In Nachtman's mind, she believed her life would end three ways: She would kill herself, she would be killed or she would kill her mother.
Heide noted other symptoms of mental illness. Nachtman's speech was disorganized. She had poor hygiene. She isolated herself and withdrew from social relationships.
Nachtman also talked about what she believed would be appropriate punishment for what she did: having her earnings donated to a charity of the jury's choice, hours of torture and banishment from Florida.
But Nachtman didn't want a felony conviction, Heide said, because she wanted to go into the military.
"Its always been my opinion that she didn't understand the consequences of what she had done," Heide said. "And, in fact, for over two years she believed her mother was still alive or her mother could affect the outcome of what was happening."
Then, Assistant State Attorney John Terry cross-examined the expert witness. Heide said the physical abuse Nachtman endured was not nearly as severe as other battered child cases she had seen. She also said there are many abuse victims who do not commit crimes. She also said Nachtman currently does not take psychotropic medication.
In January, the judge told her public defenders that they could mention battered child syndrome if it was tied to a claim of self-defense — but only when applied to the murder of Myriam Dienes. But the judge noted there was no evidence Robert Dienes abused Nachtman.

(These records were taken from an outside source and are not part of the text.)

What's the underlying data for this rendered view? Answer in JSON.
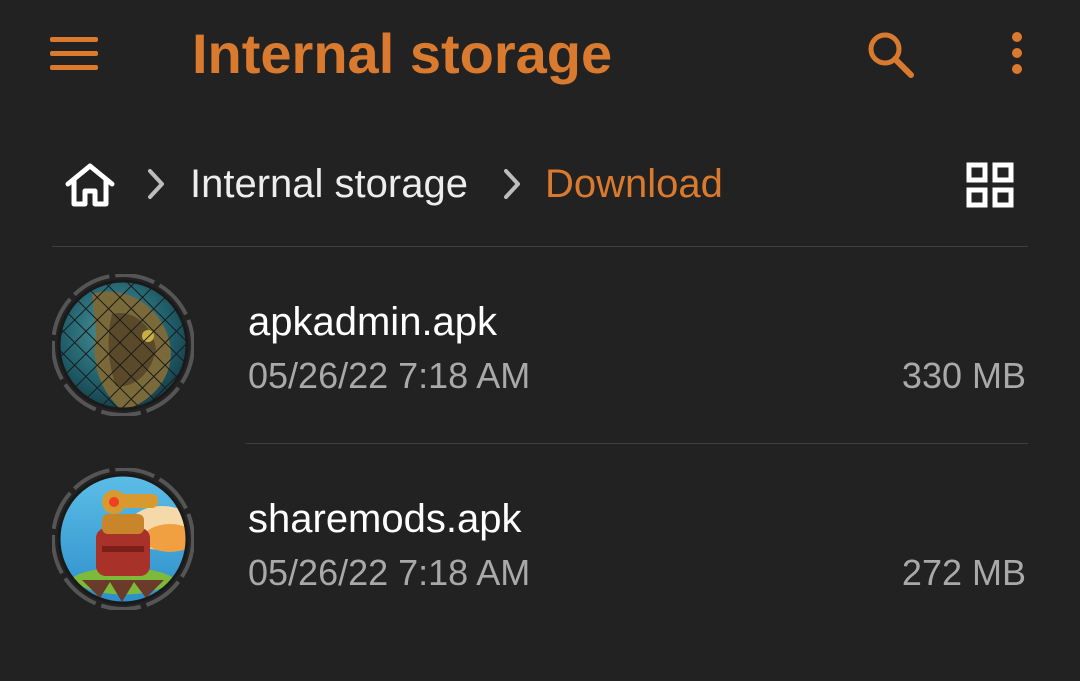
{
  "appbar": {
    "title": "Internal storage",
    "menu_icon": "hamburger-menu-icon",
    "search_icon": "search-icon",
    "more_icon": "more-vert-icon",
    "accent_color": "#D97A2E"
  },
  "breadcrumb": {
    "home_icon": "home-icon",
    "separator_icon": "chevron-right-icon",
    "items": [
      {
        "label": "Internal storage"
      },
      {
        "label": "Download"
      }
    ],
    "view_toggle_icon": "grid-view-icon"
  },
  "files": [
    {
      "name": "apkadmin.apk",
      "date": "05/26/22 7:18 AM",
      "size": "330 MB",
      "thumbnail_icon": "apk-app-icon"
    },
    {
      "name": "sharemods.apk",
      "date": "05/26/22 7:18 AM",
      "size": "272 MB",
      "thumbnail_icon": "apk-app-icon"
    }
  ],
  "colors": {
    "background": "#222222",
    "accent": "#D97A2E",
    "primary_text": "#FFFFFF",
    "secondary_text": "#A9A9A9",
    "divider": "#3E3E3E"
  }
}
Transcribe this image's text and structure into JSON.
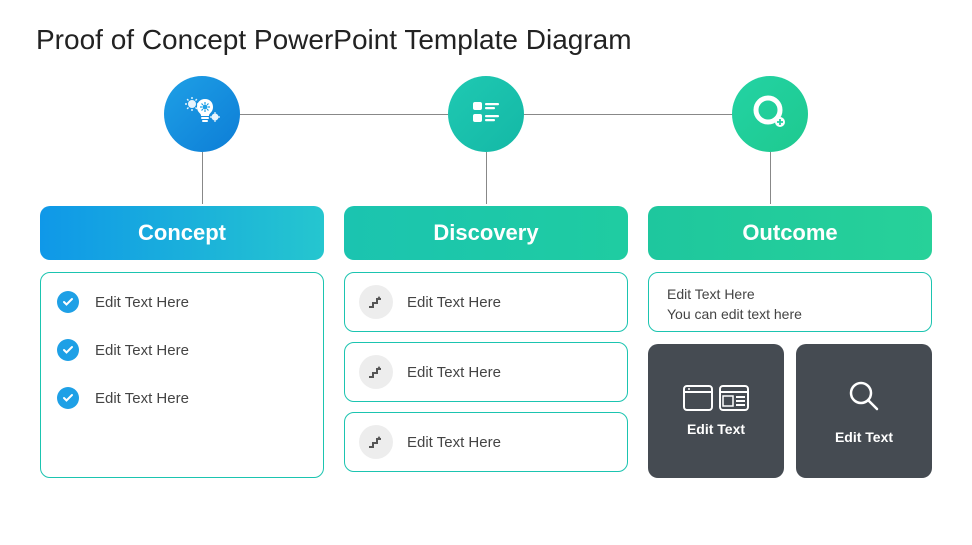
{
  "title": "Proof of Concept PowerPoint Template Diagram",
  "columns": {
    "concept": {
      "header": "Concept",
      "items": [
        "Edit Text Here",
        "Edit Text Here",
        "Edit Text Here"
      ]
    },
    "discovery": {
      "header": "Discovery",
      "items": [
        "Edit Text Here",
        "Edit Text Here",
        "Edit Text Here"
      ]
    },
    "outcome": {
      "header": "Outcome",
      "top_line1": "Edit Text Here",
      "top_line2": "You can edit text here",
      "cards": [
        "Edit Text",
        "Edit Text"
      ]
    }
  }
}
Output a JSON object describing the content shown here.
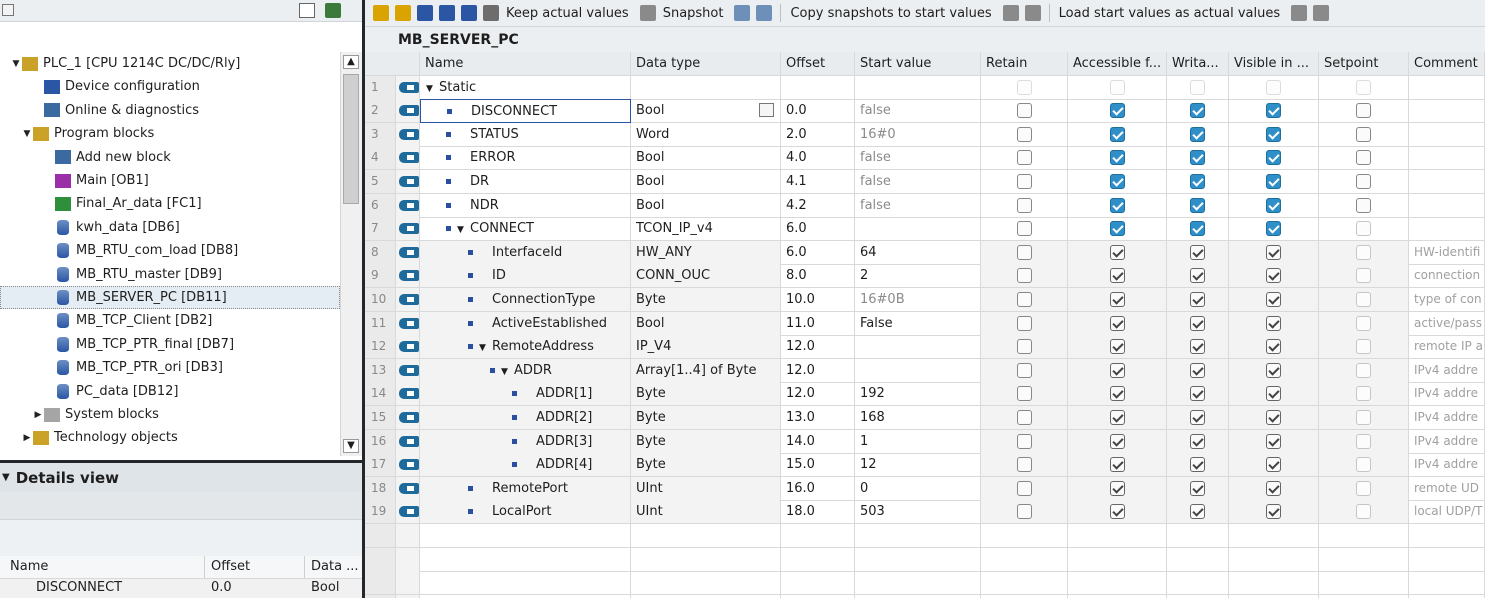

If convicted as charged, Nachtman faces up to life in prison.
Times staff writer Dan Sullivan contributed to this report.